To this specific inquiry, the role of rape is thus important and instructive. After all, the argument could be made that participating fully within patriarchy means  having the power to be the rapist, and perhaps more important, to control the discourse of rape. The power to be the rapist would include the power to deflect this identity while constructing all aspects of the cultural function of rape. In the United States, for instance, the pretense of rape as an impropriety is used in conjunction with the construction of the racial "other" as rapist in order to justify the terrorism of the male racial "other." Or, in terms of female racial "others," to understand the "use of rape as a weapon of racial terror" (Crenshaw, 68) is to know that women of color are raped "not as women generally" but as women of color specifically. The experience of rape for women of color "is as deeply rooted in color as in gender" (Harris, 246). And because of the mythical sexualization of women of color, rape is not acknowledged as such when women of color experience it; it becomes, if we recall Tawana Brawley and the women of color who were raped during the week of the Central Park crime, "simply life" (Harris, 247). The importance of rape for this analysis then seems to be its ability, in literal and trope form, to indicate the colonization of the body as a sexual enterprise. In any case, my analysis up until this point should show how discourses on gender, in invoking masculinity and femininity, in being saturated with sexual ideology, implicitly contain discourses on race. With this thought in mind, I would like to turn to the proceedings of "Sexuality and Space." next page

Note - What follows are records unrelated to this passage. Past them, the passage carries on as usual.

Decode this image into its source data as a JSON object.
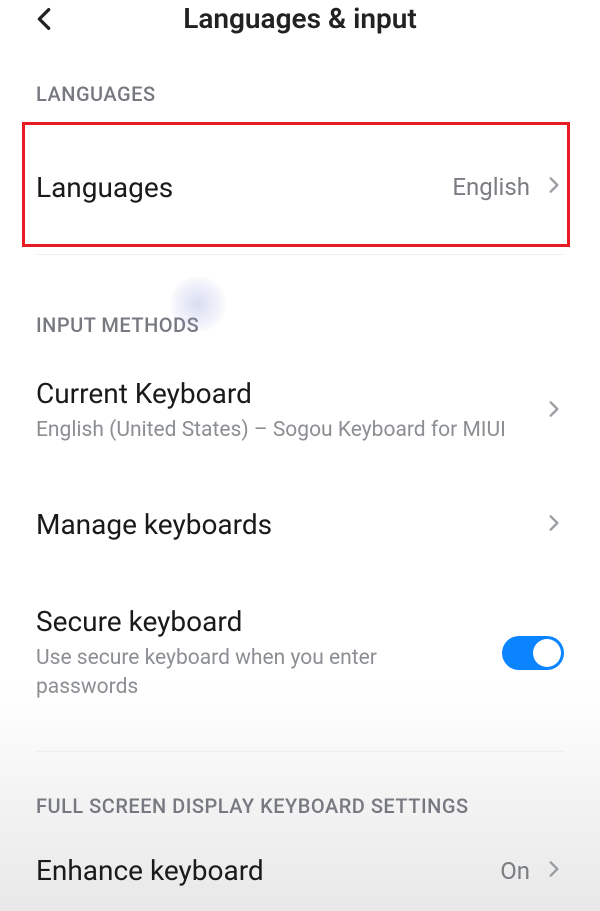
{
  "header": {
    "title": "Languages & input"
  },
  "sections": {
    "languages": {
      "header": "LANGUAGES",
      "languagesRow": {
        "title": "Languages",
        "value": "English"
      }
    },
    "inputMethods": {
      "header": "INPUT METHODS",
      "currentKeyboard": {
        "title": "Current Keyboard",
        "subtitle": "English (United States) – Sogou Keyboard for MIUI"
      },
      "manageKeyboards": {
        "title": "Manage keyboards"
      },
      "secureKeyboard": {
        "title": "Secure keyboard",
        "subtitle": "Use secure keyboard when you enter passwords",
        "enabled": true
      }
    },
    "fullScreen": {
      "header": "FULL SCREEN DISPLAY KEYBOARD SETTINGS",
      "enhanceKeyboard": {
        "title": "Enhance keyboard",
        "value": "On"
      }
    }
  }
}
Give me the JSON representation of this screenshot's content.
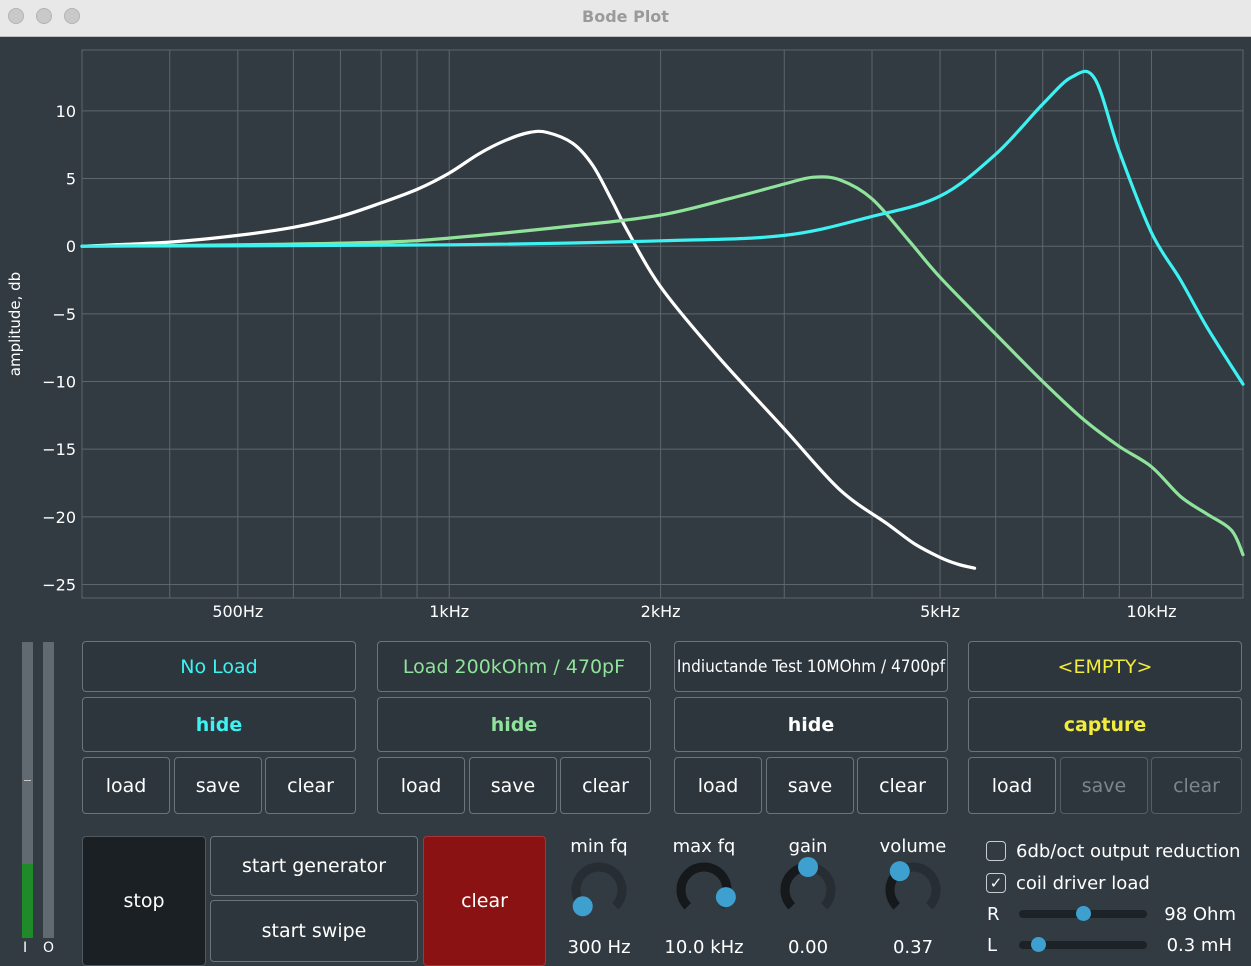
{
  "window": {
    "title": "Bode Plot"
  },
  "chart_data": {
    "type": "line",
    "ylabel": "amplitude, db",
    "xscale": "log",
    "xlim": [
      300,
      13500
    ],
    "ylim": [
      -26,
      14.5
    ],
    "yticks": [
      10,
      5,
      0,
      -5,
      -10,
      -15,
      -20,
      -25
    ],
    "ytick_labels": [
      "10",
      "5",
      "0",
      "−5",
      "−10",
      "−15",
      "−20",
      "−25"
    ],
    "xticks": [
      500,
      1000,
      2000,
      5000,
      10000
    ],
    "xtick_labels": [
      "500Hz",
      "1kHz",
      "2kHz",
      "5kHz",
      "10kHz"
    ],
    "grid": true,
    "series": [
      {
        "name": "No Load",
        "color": "#ffffff",
        "points": [
          [
            300,
            0
          ],
          [
            400,
            0.3
          ],
          [
            500,
            0.8
          ],
          [
            600,
            1.4
          ],
          [
            700,
            2.2
          ],
          [
            800,
            3.2
          ],
          [
            900,
            4.2
          ],
          [
            1000,
            5.4
          ],
          [
            1100,
            6.8
          ],
          [
            1200,
            7.8
          ],
          [
            1300,
            8.4
          ],
          [
            1380,
            8.4
          ],
          [
            1500,
            7.6
          ],
          [
            1600,
            6
          ],
          [
            1700,
            3.5
          ],
          [
            1800,
            1
          ],
          [
            2000,
            -3
          ],
          [
            2400,
            -8
          ],
          [
            3000,
            -13.5
          ],
          [
            3600,
            -18
          ],
          [
            4200,
            -20.5
          ],
          [
            4600,
            -22
          ],
          [
            5000,
            -23
          ],
          [
            5300,
            -23.5
          ],
          [
            5600,
            -23.8
          ]
        ]
      },
      {
        "name": "Load 200kOhm / 470pF",
        "color": "#8fe39a",
        "points": [
          [
            300,
            0
          ],
          [
            500,
            0.1
          ],
          [
            800,
            0.3
          ],
          [
            1000,
            0.6
          ],
          [
            1500,
            1.5
          ],
          [
            2000,
            2.3
          ],
          [
            2500,
            3.5
          ],
          [
            3000,
            4.6
          ],
          [
            3300,
            5.1
          ],
          [
            3600,
            4.9
          ],
          [
            4000,
            3.5
          ],
          [
            4500,
            0.5
          ],
          [
            5000,
            -2.3
          ],
          [
            6000,
            -6.5
          ],
          [
            7000,
            -10
          ],
          [
            8000,
            -12.8
          ],
          [
            9000,
            -14.8
          ],
          [
            10000,
            -16.3
          ],
          [
            11000,
            -18.5
          ],
          [
            12000,
            -19.8
          ],
          [
            13000,
            -21
          ],
          [
            13500,
            -22.8
          ]
        ]
      },
      {
        "name": "Indiuctande Test 10MOhm / 4700pf",
        "color": "#3cf2f2",
        "points": [
          [
            300,
            0
          ],
          [
            1000,
            0.1
          ],
          [
            2000,
            0.4
          ],
          [
            3000,
            0.8
          ],
          [
            4000,
            2.2
          ],
          [
            5000,
            3.7
          ],
          [
            6000,
            6.8
          ],
          [
            7000,
            10.5
          ],
          [
            7700,
            12.5
          ],
          [
            8300,
            12.4
          ],
          [
            9000,
            7
          ],
          [
            10000,
            1
          ],
          [
            11000,
            -2.5
          ],
          [
            12000,
            -6
          ],
          [
            13500,
            -10.2
          ]
        ]
      }
    ]
  },
  "slots": [
    {
      "title": "No Load",
      "title_color": "#3cf2f2",
      "action": "hide",
      "action_color": "#3cf2f2",
      "load": "load",
      "save": "save",
      "clear": "clear"
    },
    {
      "title": "Load 200kOhm / 470pF",
      "title_color": "#8fe39a",
      "action": "hide",
      "action_color": "#8fe39a",
      "load": "load",
      "save": "save",
      "clear": "clear"
    },
    {
      "title": "Indiuctande Test 10MOhm / 4700pf",
      "title_color": "#ffffff",
      "action": "hide",
      "action_color": "#ffffff",
      "load": "load",
      "save": "save",
      "clear": "clear"
    },
    {
      "title": "<EMPTY>",
      "title_color": "#f2ec3c",
      "action": "capture",
      "action_color": "#f2ec3c",
      "load": "load",
      "save": "save",
      "clear": "clear",
      "disabled": true
    }
  ],
  "meters": {
    "in_label": "I",
    "out_label": "O",
    "in_level": 0.25,
    "out_level": 0.0
  },
  "controls": {
    "stop": "stop",
    "start_generator": "start generator",
    "start_swipe": "start swipe",
    "clear": "clear"
  },
  "knobs": [
    {
      "label": "min fq",
      "value": "300 Hz",
      "level": 0.0
    },
    {
      "label": "max fq",
      "value": "10.0 kHz",
      "level": 0.9
    },
    {
      "label": "gain",
      "value": "0.00",
      "level": 0.5
    },
    {
      "label": "volume",
      "value": "0.37",
      "level": 0.37
    }
  ],
  "options": {
    "output_reduction": {
      "label": "6db/oct output reduction",
      "checked": false
    },
    "coil_driver": {
      "label": "coil driver load",
      "checked": true
    }
  },
  "sliders": [
    {
      "label": "R",
      "value": "98 Ohm",
      "level": 0.5
    },
    {
      "label": "L",
      "value": "0.3 mH",
      "level": 0.15
    }
  ],
  "colors": {
    "accent": "#3ea0cf",
    "clear_button": "#8b1212",
    "stop_button": "#1b2024"
  }
}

text | 1 | 2 | 3 | 4 | 5 | 6 | 7 | 8 | 9 | 10 | works cited
appendx inc.©1997